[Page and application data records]
* * * * *
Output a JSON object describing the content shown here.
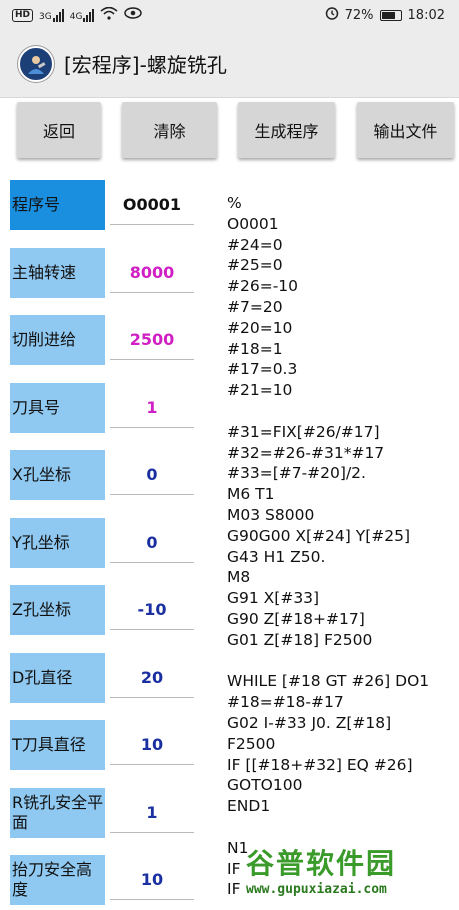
{
  "status_bar": {
    "left_badge": "HD",
    "sig1_label": "3G",
    "sig2_label": "4G",
    "battery_percent": "72%",
    "time": "18:02"
  },
  "app": {
    "title": "[宏程序]-螺旋铣孔"
  },
  "toolbar": {
    "back": "返回",
    "clear": "清除",
    "generate": "生成程序",
    "export": "输出文件"
  },
  "params": [
    {
      "label": "程序号",
      "value": "O0001"
    },
    {
      "label": "主轴转速",
      "value": "8000"
    },
    {
      "label": "切削进给",
      "value": "2500"
    },
    {
      "label": "刀具号",
      "value": "1"
    },
    {
      "label": "X孔坐标",
      "value": "0"
    },
    {
      "label": "Y孔坐标",
      "value": "0"
    },
    {
      "label": "Z孔坐标",
      "value": "-10"
    },
    {
      "label": "D孔直径",
      "value": "20"
    },
    {
      "label": "T刀具直径",
      "value": "10"
    },
    {
      "label": "R铣孔安全平面",
      "value": "1"
    },
    {
      "label": "抬刀安全高度",
      "value": "10"
    }
  ],
  "program": {
    "lines": [
      "%",
      "O0001",
      "#24=0",
      "#25=0",
      "#26=-10",
      "#7=20",
      "#20=10",
      "#18=1",
      "#17=0.3",
      "#21=10",
      "",
      "#31=FIX[#26/#17]",
      "#32=#26-#31*#17",
      "#33=[#7-#20]/2.",
      "M6 T1",
      "M03 S8000",
      "G90G00 X[#24] Y[#25]",
      "G43 H1 Z50.",
      "M8",
      "G91 X[#33]",
      "G90 Z[#18+#17]",
      "G01 Z[#18] F2500",
      "",
      "WHILE [#18 GT #26] DO1",
      "#18=#18-#17",
      "G02 I-#33 J0. Z[#18]",
      "F2500",
      "IF [[#18+#32] EQ #26]",
      "GOTO100",
      "END1",
      "",
      "N1",
      "IF",
      "IF"
    ]
  },
  "watermark": {
    "text": "谷普软件园",
    "url": "www.gupuxiazai.com"
  },
  "colors": {
    "accent": "#1a8fe0",
    "label_bg": "#8fc8f0",
    "magenta": "#d01fc4",
    "blue": "#1a2fa0"
  }
}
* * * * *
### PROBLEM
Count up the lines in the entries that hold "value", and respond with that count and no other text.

### ANSWER AREA
11